Tom Hlavac is pulled to the ocean off Nanoose like a needle in a compass because the area called Madrona Point has become famous for its friendly sea lions.
“As a diver, I’d way rather see a sea lion than not see a sea lion. It makes the dive way more exciting,” said Tom Hlavac, a Nanaimo resident who’s been diving for over 40 years.
After a lifelong career as a Fisheries and Oceans officer, he enjoys diving underwater in the sea life-rich area on his own time.
But that thrill was replaced with shock off Nanoose Bay Sunday when he came across a female sea lion lying dead off the rocks with a bullet hole below its eye. Hlavac estimates the animal had been dead just a few days.
“Really disappointing, really sad. You could see the head wound on it,” said Hlavac.
Six dead seals washed up last fall on Denman Island with bullet holes. But according to the group lobbying the federal fisheries minister for a cull, or controlled harvest of what they estimate to be 50,000 sea lions and 100,000 seals off B.C.’s coast, they’re not responsible for the deaths.
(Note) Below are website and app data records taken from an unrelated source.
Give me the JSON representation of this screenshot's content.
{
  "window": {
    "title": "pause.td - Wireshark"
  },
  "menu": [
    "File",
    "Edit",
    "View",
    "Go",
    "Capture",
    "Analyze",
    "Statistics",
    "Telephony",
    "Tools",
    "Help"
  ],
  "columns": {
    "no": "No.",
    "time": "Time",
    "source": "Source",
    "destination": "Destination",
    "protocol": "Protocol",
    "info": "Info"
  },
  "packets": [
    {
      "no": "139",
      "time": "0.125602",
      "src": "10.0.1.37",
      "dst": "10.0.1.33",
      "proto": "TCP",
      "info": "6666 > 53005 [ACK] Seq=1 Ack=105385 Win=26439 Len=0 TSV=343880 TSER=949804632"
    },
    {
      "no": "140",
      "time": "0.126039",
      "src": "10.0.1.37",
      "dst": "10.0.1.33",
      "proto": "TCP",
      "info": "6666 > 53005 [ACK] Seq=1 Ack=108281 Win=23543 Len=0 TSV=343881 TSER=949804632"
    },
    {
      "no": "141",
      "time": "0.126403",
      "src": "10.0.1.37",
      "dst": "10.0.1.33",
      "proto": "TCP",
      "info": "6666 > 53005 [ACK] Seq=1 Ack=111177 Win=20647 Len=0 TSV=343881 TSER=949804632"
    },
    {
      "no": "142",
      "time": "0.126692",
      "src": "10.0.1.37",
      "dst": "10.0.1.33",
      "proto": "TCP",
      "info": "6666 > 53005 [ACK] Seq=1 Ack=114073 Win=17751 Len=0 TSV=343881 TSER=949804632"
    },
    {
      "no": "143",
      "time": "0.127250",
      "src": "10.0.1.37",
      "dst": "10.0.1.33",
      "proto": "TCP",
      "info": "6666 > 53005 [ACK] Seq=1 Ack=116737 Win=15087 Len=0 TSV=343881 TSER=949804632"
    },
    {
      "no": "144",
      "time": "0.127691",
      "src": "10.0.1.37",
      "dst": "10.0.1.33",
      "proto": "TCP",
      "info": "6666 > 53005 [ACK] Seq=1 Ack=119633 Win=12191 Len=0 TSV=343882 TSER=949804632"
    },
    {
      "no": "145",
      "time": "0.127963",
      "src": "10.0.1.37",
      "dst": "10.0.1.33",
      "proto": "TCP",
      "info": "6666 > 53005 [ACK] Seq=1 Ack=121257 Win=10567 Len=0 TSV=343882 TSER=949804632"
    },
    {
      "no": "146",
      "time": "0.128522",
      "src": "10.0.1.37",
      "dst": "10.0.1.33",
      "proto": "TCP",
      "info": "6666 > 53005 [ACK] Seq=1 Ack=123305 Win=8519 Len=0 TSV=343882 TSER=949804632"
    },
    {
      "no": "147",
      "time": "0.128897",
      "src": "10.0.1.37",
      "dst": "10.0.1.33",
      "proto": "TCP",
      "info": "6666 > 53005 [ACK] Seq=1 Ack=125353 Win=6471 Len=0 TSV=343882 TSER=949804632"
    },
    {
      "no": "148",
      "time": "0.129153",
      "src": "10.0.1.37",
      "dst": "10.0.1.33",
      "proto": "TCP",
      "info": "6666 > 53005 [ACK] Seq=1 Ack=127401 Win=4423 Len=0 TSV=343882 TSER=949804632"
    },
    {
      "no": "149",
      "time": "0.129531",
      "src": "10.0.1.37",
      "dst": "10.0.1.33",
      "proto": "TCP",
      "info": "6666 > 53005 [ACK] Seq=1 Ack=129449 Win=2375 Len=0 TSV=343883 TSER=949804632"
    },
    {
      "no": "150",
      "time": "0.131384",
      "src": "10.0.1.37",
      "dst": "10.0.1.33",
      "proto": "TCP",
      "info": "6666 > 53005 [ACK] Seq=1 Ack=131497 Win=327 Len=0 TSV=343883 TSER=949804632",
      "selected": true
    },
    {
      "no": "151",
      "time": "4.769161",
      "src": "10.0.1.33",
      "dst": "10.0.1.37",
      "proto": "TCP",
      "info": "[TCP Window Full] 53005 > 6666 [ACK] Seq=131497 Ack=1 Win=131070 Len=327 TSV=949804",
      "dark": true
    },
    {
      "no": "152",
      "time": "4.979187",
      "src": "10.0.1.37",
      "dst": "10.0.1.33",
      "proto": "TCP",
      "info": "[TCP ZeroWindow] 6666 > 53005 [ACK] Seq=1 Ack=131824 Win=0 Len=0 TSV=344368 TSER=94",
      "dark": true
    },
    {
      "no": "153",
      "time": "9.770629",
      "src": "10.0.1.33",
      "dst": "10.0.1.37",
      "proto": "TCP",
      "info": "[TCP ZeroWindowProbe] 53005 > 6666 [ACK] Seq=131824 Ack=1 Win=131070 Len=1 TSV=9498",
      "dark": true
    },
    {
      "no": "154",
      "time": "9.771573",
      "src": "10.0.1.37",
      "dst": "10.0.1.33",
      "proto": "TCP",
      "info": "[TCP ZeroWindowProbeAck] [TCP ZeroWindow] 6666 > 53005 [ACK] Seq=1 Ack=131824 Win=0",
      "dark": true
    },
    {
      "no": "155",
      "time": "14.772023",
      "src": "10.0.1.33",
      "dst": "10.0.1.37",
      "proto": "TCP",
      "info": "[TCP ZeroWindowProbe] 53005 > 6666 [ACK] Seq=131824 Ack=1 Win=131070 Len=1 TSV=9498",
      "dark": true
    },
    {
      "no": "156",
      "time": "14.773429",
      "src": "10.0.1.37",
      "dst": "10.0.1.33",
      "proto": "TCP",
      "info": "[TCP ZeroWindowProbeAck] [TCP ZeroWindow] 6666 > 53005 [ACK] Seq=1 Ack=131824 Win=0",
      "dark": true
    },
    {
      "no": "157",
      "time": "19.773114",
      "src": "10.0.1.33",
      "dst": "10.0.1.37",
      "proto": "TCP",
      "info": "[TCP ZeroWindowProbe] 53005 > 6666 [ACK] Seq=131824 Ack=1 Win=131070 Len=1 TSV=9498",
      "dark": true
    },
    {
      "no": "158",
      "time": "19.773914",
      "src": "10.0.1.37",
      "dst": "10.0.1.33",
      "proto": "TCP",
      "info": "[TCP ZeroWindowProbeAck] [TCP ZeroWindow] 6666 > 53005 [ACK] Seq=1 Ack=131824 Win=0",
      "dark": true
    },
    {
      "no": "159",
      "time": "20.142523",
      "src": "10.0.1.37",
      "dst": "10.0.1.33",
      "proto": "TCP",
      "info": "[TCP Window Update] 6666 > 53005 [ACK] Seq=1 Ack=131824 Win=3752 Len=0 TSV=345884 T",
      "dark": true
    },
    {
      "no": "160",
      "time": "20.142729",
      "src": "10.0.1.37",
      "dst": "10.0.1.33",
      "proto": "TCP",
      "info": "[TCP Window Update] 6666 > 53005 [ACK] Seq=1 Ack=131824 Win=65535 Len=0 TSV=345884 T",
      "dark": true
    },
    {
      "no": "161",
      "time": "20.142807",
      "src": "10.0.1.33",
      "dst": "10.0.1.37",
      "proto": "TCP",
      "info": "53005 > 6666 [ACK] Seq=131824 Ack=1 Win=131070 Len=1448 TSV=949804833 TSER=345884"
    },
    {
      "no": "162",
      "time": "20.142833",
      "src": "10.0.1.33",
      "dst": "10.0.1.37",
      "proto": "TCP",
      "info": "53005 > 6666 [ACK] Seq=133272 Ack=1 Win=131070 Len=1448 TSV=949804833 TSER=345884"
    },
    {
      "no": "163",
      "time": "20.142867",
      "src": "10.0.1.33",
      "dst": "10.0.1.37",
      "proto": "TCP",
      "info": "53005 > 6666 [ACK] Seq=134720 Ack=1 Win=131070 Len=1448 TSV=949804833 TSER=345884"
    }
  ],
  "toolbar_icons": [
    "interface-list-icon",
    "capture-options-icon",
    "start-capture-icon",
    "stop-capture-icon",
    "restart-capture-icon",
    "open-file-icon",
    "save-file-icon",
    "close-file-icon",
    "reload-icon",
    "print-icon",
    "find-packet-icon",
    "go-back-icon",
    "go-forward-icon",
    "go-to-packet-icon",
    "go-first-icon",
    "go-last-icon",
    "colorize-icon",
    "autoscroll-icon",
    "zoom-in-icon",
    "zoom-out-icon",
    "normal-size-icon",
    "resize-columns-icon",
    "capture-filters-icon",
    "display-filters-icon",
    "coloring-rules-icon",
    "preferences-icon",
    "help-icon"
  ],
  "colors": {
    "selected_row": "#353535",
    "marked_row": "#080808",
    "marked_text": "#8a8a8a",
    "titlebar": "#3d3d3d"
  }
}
“I haven’t got any names, but there’s a lot of frustrated sports fishermen, First Nations, commercial fishermen frustrated with getting this harvesting proposal in place, and they’ve up and down the coast taken matters into their own hands,” said Ken Pearce, a representative of the Pacific Balance Pinniped Society.
So Pearce is appealing to those illegally shooting the seals and sea lions to stop, as the threat of charges and hurting someone is high.
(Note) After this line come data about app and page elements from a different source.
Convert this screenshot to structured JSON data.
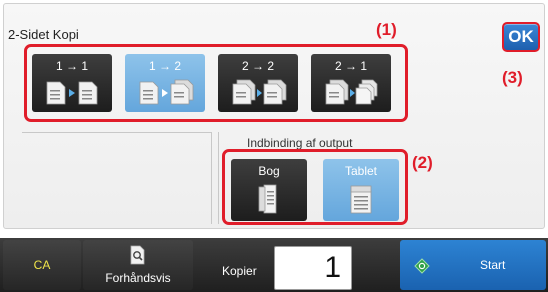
{
  "screen": {
    "title": "2-Sidet Kopi",
    "ok_label": "OK"
  },
  "callouts": [
    "(1)",
    "(2)",
    "(3)"
  ],
  "copy_modes": [
    {
      "label": "1 → 1",
      "selected": false
    },
    {
      "label": "1 → 2",
      "selected": true
    },
    {
      "label": "2 → 2",
      "selected": false
    },
    {
      "label": "2 → 1",
      "selected": false
    }
  ],
  "binding": {
    "label": "Indbinding af output",
    "options": [
      {
        "label": "Bog",
        "selected": false
      },
      {
        "label": "Tablet",
        "selected": true
      }
    ]
  },
  "bottom_bar": {
    "ca_label": "CA",
    "preview_label": "Forhåndsvis",
    "copies_label": "Kopier",
    "copies_value": "1",
    "start_label": "Start"
  },
  "colors": {
    "callout": "#e01d2a",
    "selected": "#79b6e3",
    "ok": "#2a73c6",
    "start": "#1f6dbf",
    "ca_text": "#f0e54a"
  },
  "icons": {
    "ok": "ok-icon",
    "preview": "magnifier-page-icon",
    "start": "start-diamond-icon",
    "book": "book-binding-icon",
    "tablet": "tablet-binding-icon"
  }
}
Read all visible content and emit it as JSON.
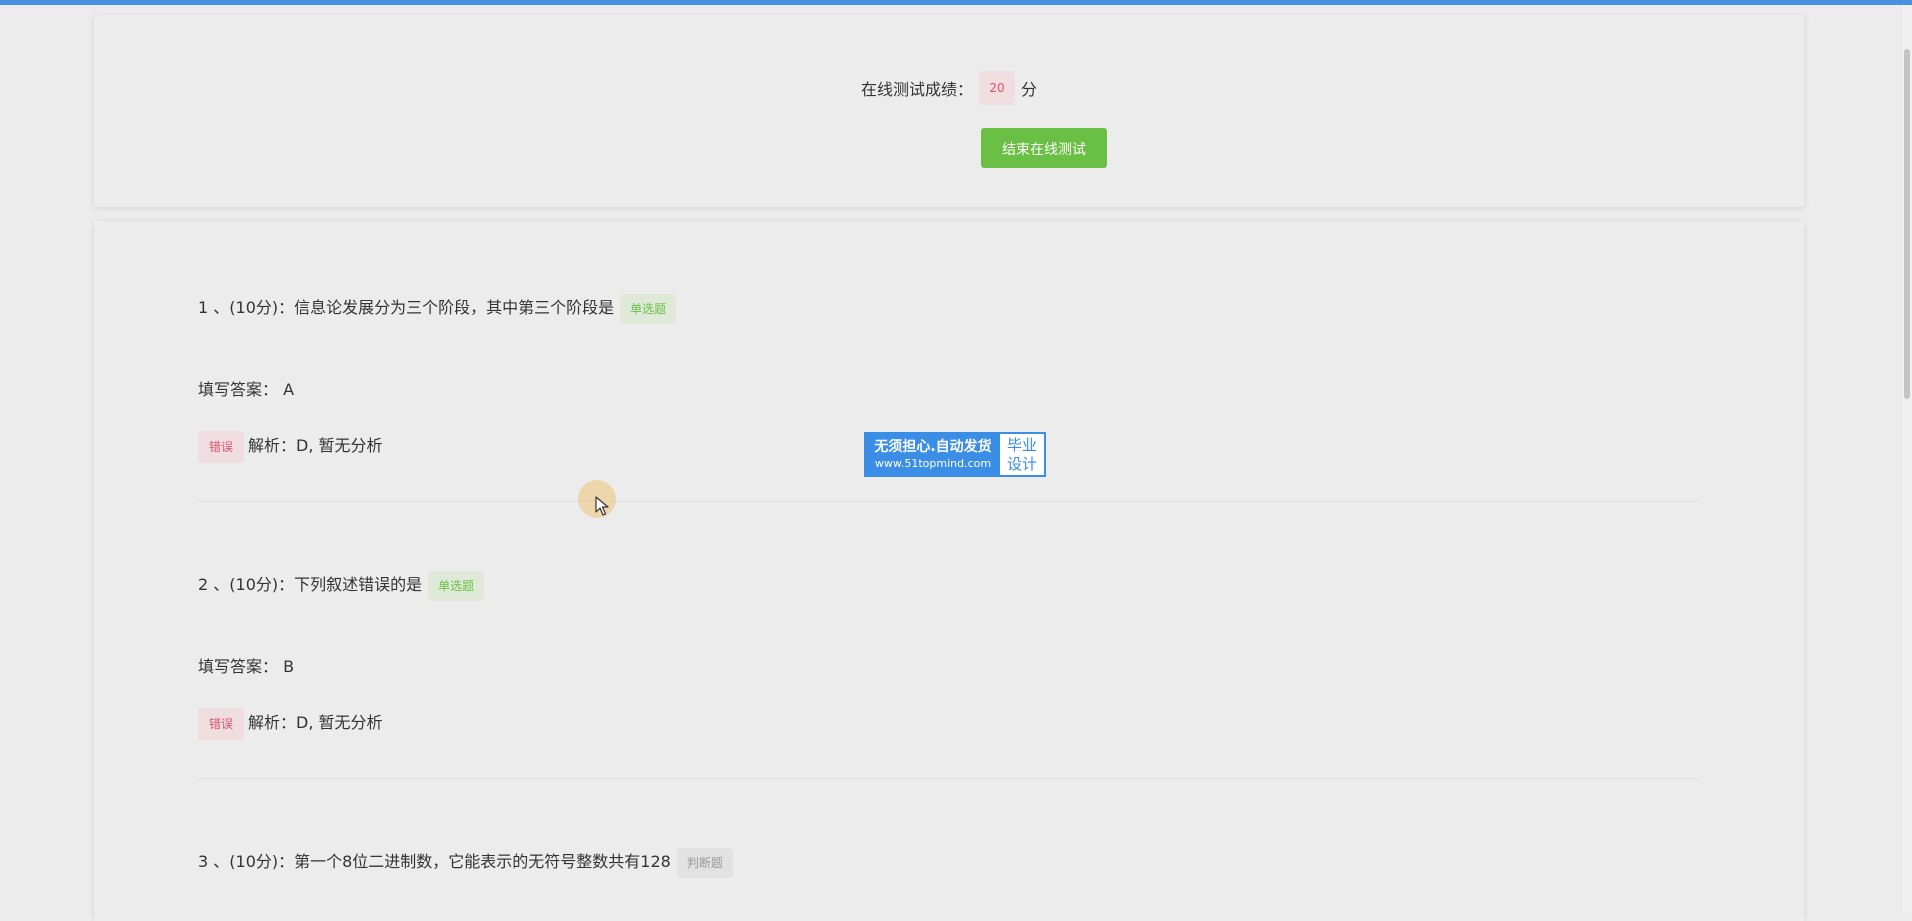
{
  "score_panel": {
    "label": "在线测试成绩：",
    "score": "20",
    "unit": "分",
    "end_button": "结束在线测试"
  },
  "questions": [
    {
      "title": "1 、(10分)：信息论发展分为三个阶段，其中第三个阶段是",
      "type_tag": "单选题",
      "answer": "填写答案： A",
      "result": "错误",
      "analysis": "解析：D, 暂无分析"
    },
    {
      "title": "2 、(10分)：下列叙述错误的是",
      "type_tag": "单选题",
      "answer": "填写答案： B",
      "result": "错误",
      "analysis": "解析：D, 暂无分析"
    },
    {
      "title": "3 、(10分)：第一个8位二进制数，它能表示的无符号整数共有128",
      "type_tag": "判断题"
    }
  ],
  "watermark": {
    "line1": "无须担心.自动发货",
    "line2": "www.51topmind.com",
    "right1": "毕业",
    "right2": "设计"
  },
  "colors": {
    "top_bar": "#4a90e2",
    "button_green": "#6ac044",
    "wrong_red": "#e0546b",
    "watermark_blue": "#3a8ee6"
  }
}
“Two words, stop it. It doesn’t help the cause at all,” said Pearce.
Hlavac is warning divers and people in the area to be aware because of how close this shot sea lion was to shore.
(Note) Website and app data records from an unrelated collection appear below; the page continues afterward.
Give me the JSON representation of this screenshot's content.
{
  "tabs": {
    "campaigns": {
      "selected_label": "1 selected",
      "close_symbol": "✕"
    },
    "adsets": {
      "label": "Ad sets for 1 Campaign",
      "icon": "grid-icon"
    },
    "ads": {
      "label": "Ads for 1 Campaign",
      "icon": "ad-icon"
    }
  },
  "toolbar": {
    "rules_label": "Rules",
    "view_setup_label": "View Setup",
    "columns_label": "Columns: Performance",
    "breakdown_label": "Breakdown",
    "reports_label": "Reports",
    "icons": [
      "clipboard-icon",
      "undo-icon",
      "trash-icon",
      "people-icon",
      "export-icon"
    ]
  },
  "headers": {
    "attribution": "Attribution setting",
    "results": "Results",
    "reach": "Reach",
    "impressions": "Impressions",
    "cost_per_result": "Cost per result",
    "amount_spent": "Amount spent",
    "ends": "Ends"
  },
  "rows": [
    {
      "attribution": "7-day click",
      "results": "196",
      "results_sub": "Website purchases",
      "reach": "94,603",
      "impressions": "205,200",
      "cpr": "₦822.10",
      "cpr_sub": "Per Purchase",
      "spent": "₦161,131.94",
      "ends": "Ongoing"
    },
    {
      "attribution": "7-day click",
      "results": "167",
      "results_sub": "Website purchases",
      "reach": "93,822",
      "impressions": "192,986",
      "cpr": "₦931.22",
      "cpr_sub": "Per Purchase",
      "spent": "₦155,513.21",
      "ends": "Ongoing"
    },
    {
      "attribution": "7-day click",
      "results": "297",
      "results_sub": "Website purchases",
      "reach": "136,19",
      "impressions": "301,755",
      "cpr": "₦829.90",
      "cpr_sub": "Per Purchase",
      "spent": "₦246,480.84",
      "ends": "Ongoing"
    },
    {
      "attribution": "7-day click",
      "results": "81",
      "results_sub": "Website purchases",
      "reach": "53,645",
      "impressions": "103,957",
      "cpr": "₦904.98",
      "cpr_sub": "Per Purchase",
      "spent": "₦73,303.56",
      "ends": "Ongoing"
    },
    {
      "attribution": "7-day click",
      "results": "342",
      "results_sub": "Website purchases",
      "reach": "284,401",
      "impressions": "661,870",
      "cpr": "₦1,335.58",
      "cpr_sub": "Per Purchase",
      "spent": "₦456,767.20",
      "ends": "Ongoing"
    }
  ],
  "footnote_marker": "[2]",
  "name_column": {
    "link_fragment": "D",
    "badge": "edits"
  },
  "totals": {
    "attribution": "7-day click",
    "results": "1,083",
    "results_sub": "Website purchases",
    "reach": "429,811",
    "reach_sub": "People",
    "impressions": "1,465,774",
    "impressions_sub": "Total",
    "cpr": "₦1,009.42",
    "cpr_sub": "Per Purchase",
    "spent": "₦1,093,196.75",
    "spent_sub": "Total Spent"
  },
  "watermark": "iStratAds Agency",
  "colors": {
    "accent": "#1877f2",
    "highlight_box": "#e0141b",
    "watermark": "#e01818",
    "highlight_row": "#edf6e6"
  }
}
“You’re risking sending a bullet whistling off. Just a ripple on the water can bounce a bullet from a hunting rifle a couple hundred metres once it’s skipped off the water,” said Hlavac.
As the fight for a legal cull continues, anyone with information on who is illegally shooting seals and sea lions is asked to contact Fisheries and Oceans.